→ Entries provided:
* * * * * * * * *

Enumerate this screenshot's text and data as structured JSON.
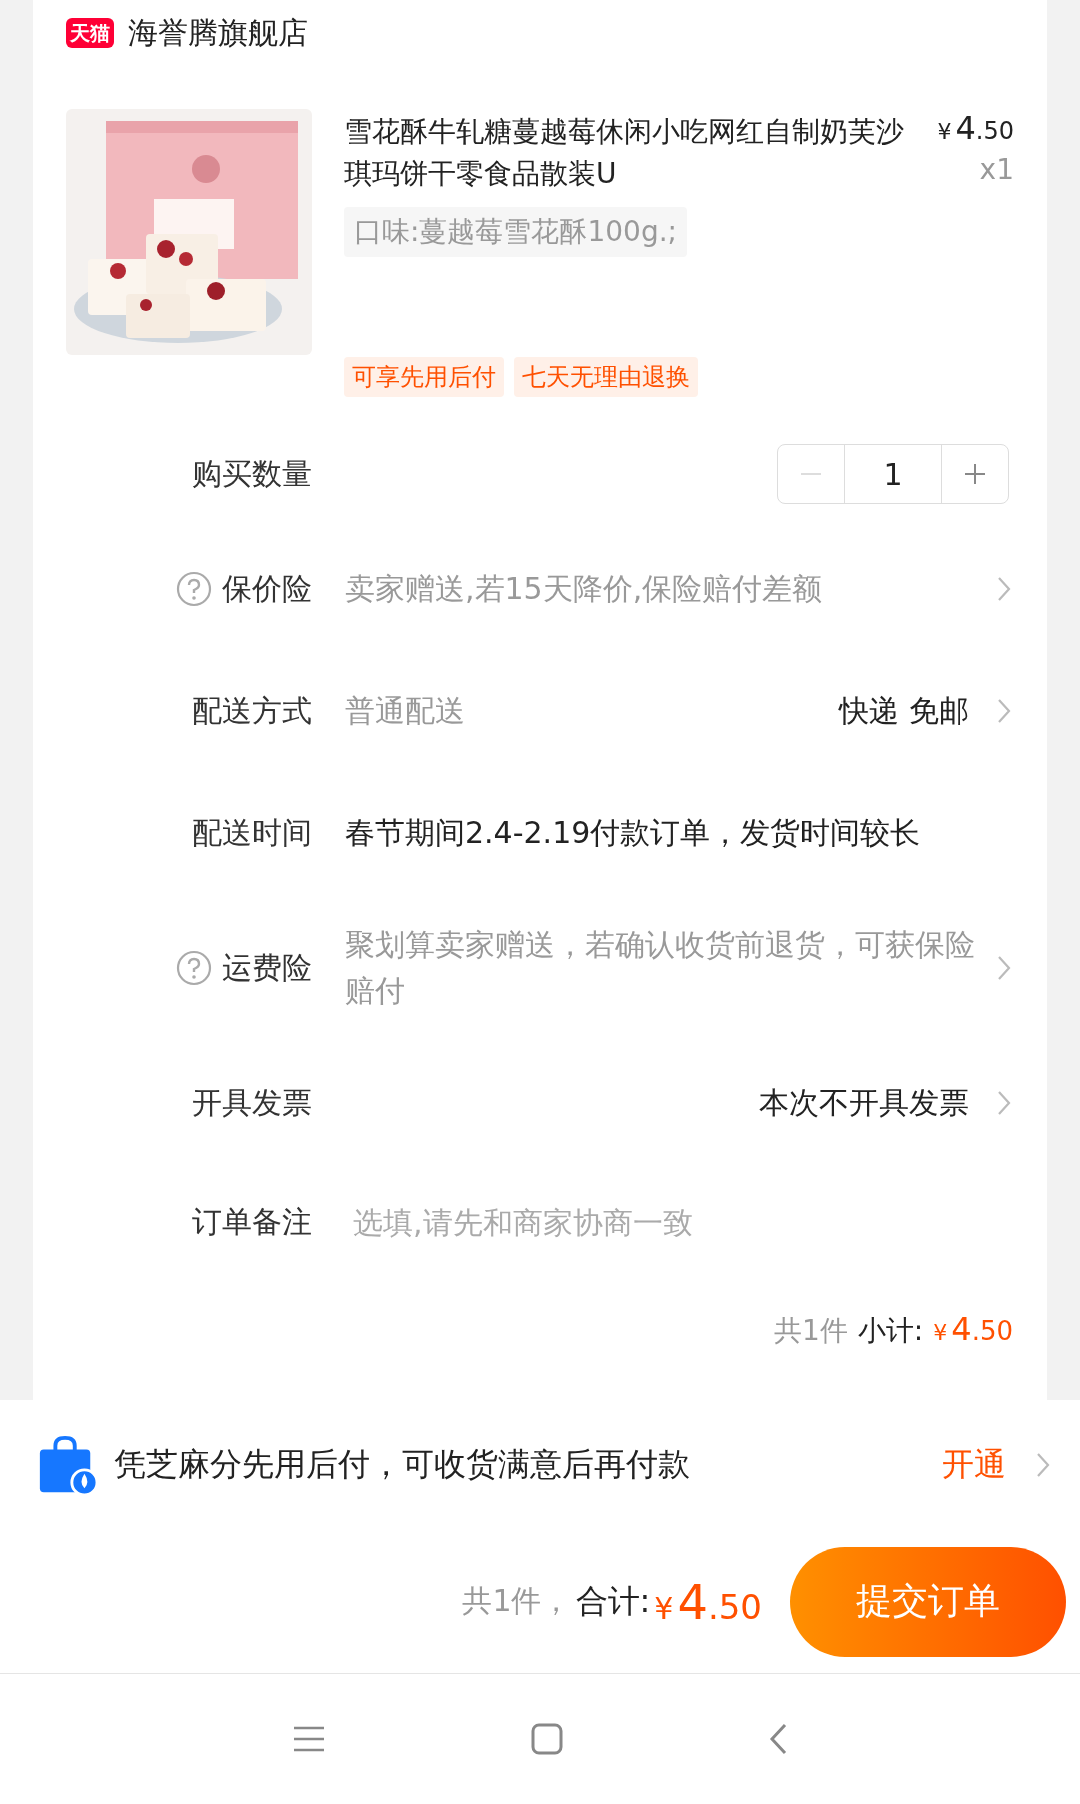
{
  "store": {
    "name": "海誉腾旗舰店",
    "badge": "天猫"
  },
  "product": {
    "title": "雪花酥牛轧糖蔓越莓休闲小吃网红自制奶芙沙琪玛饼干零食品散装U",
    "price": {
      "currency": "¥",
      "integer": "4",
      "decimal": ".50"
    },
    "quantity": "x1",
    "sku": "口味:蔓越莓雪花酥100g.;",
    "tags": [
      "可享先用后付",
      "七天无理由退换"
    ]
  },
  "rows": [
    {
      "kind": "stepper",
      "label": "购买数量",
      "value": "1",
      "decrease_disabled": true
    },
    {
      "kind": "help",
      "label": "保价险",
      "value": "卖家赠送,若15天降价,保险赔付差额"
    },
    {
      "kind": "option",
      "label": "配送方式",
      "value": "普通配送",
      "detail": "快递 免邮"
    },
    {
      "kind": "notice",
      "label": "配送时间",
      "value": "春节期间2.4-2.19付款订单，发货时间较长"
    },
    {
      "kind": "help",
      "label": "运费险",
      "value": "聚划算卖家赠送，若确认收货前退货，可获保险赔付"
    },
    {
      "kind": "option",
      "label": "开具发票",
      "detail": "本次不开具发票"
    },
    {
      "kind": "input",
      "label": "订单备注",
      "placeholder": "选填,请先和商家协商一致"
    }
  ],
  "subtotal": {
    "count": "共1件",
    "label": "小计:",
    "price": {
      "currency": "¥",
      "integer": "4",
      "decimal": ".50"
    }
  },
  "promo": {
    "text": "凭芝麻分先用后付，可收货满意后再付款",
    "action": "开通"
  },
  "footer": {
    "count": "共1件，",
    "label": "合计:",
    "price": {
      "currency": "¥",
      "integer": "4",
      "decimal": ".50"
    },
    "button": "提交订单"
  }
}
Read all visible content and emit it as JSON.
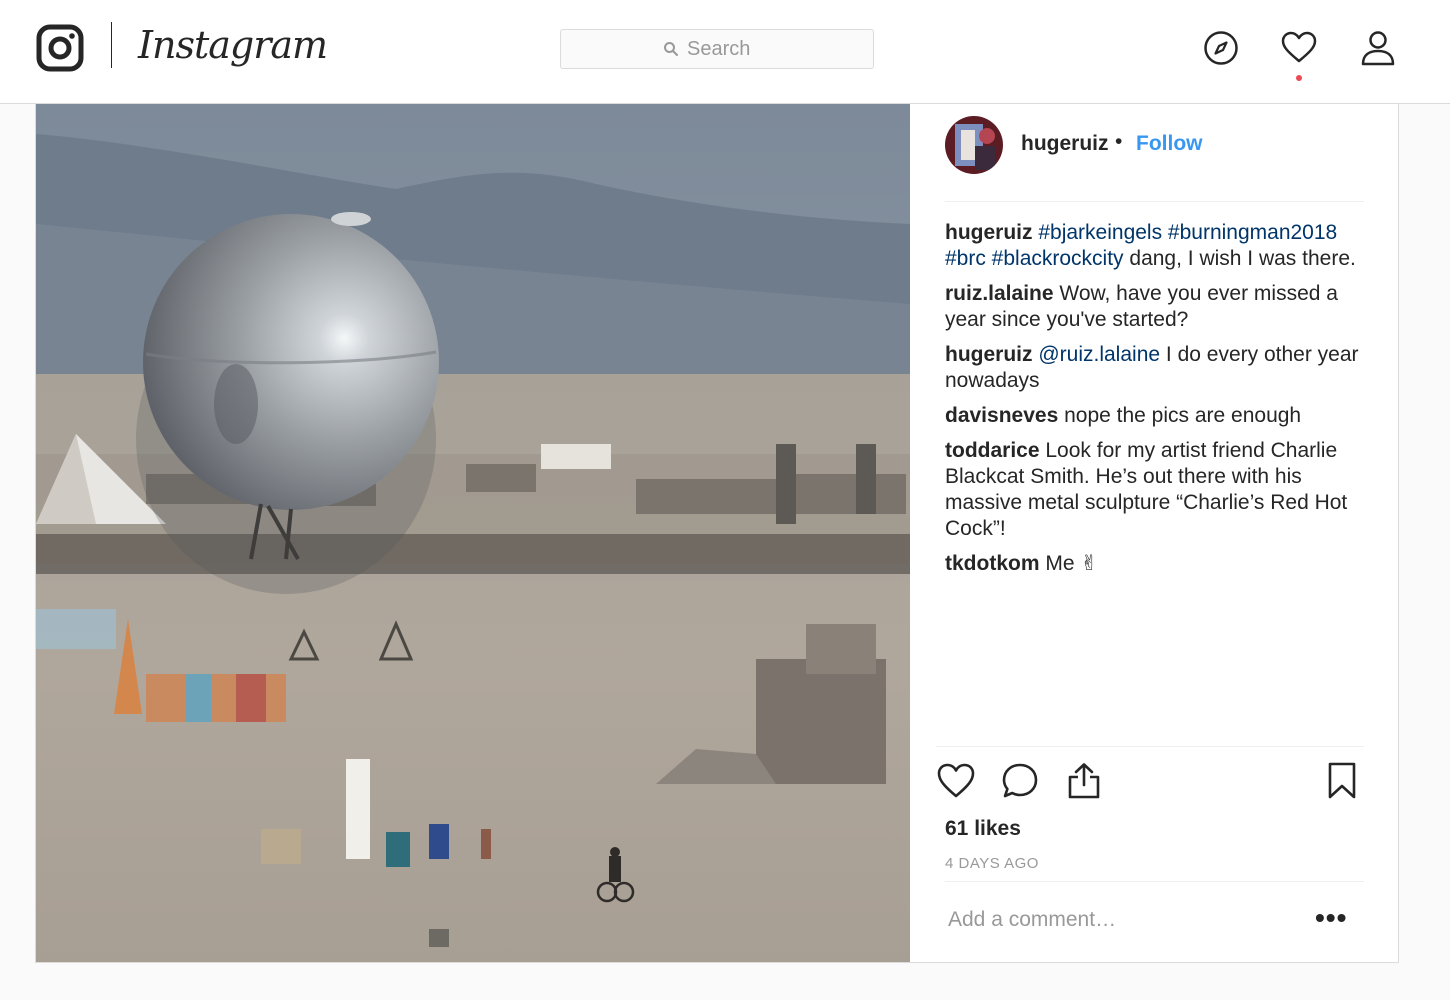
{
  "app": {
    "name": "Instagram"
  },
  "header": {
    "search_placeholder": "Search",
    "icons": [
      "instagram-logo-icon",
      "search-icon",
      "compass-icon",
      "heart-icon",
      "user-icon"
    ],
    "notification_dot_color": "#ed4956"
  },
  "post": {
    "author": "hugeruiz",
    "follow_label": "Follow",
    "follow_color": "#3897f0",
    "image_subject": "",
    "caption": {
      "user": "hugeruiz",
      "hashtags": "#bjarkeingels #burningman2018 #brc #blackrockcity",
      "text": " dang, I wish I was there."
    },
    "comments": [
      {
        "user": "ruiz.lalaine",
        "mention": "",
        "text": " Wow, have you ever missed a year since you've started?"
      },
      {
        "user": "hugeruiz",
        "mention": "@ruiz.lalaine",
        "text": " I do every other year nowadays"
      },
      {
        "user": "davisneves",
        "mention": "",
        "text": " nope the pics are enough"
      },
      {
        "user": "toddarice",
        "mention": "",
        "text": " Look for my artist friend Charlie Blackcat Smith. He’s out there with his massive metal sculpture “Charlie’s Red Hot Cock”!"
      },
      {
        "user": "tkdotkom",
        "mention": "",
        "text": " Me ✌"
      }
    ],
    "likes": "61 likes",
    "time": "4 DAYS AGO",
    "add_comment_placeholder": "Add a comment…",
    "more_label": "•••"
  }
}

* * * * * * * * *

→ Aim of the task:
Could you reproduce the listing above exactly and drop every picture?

→ Exercise result:
Enumerate this screenshot's text and data as structured JSON.
{
  "store": {
    "name": "海誉腾旗舰店",
    "badge": "天猫"
  },
  "product": {
    "title": "雪花酥牛轧糖蔓越莓休闲小吃网红自制奶芙沙琪玛饼干零食品散装U",
    "price": {
      "currency": "¥",
      "integer": "4",
      "decimal": ".50"
    },
    "quantity": "x1",
    "sku": "口味:蔓越莓雪花酥100g.;",
    "tags": [
      "可享先用后付",
      "七天无理由退换"
    ]
  },
  "rows": [
    {
      "kind": "stepper",
      "label": "购买数量",
      "value": "1",
      "decrease_disabled": true
    },
    {
      "kind": "help",
      "label": "保价险",
      "value": "卖家赠送,若15天降价,保险赔付差额"
    },
    {
      "kind": "option",
      "label": "配送方式",
      "value": "普通配送",
      "detail": "快递 免邮"
    },
    {
      "kind": "notice",
      "label": "配送时间",
      "value": "春节期间2.4-2.19付款订单，发货时间较长"
    },
    {
      "kind": "help",
      "label": "运费险",
      "value": "聚划算卖家赠送，若确认收货前退货，可获保险赔付"
    },
    {
      "kind": "option",
      "label": "开具发票",
      "detail": "本次不开具发票"
    },
    {
      "kind": "input",
      "label": "订单备注",
      "placeholder": "选填,请先和商家协商一致"
    }
  ],
  "subtotal": {
    "count": "共1件",
    "label": "小计:",
    "price": {
      "currency": "¥",
      "integer": "4",
      "decimal": ".50"
    }
  },
  "promo": {
    "text": "凭芝麻分先用后付，可收货满意后再付款",
    "action": "开通"
  },
  "footer": {
    "count": "共1件，",
    "label": "合计:",
    "price": {
      "currency": "¥",
      "integer": "4",
      "decimal": ".50"
    },
    "button": "提交订单"
  }
}
Read all visible content and emit it as JSON.
{
  "app": {
    "name": "Instagram"
  },
  "header": {
    "search_placeholder": "Search",
    "icons": [
      "instagram-logo-icon",
      "search-icon",
      "compass-icon",
      "heart-icon",
      "user-icon"
    ],
    "notification_dot_color": "#ed4956"
  },
  "post": {
    "author": "hugeruiz",
    "follow_label": "Follow",
    "follow_color": "#3897f0",
    "image_subject": "",
    "caption": {
      "user": "hugeruiz",
      "hashtags": "#bjarkeingels #burningman2018 #brc #blackrockcity",
      "text": " dang, I wish I was there."
    },
    "comments": [
      {
        "user": "ruiz.lalaine",
        "mention": "",
        "text": " Wow, have you ever missed a year since you've started?"
      },
      {
        "user": "hugeruiz",
        "mention": "@ruiz.lalaine",
        "text": " I do every other year nowadays"
      },
      {
        "user": "davisneves",
        "mention": "",
        "text": " nope the pics are enough"
      },
      {
        "user": "toddarice",
        "mention": "",
        "text": " Look for my artist friend Charlie Blackcat Smith. He’s out there with his massive metal sculpture “Charlie’s Red Hot Cock”!"
      },
      {
        "user": "tkdotkom",
        "mention": "",
        "text": " Me ✌"
      }
    ],
    "likes": "61 likes",
    "time": "4 DAYS AGO",
    "add_comment_placeholder": "Add a comment…",
    "more_label": "•••"
  }
}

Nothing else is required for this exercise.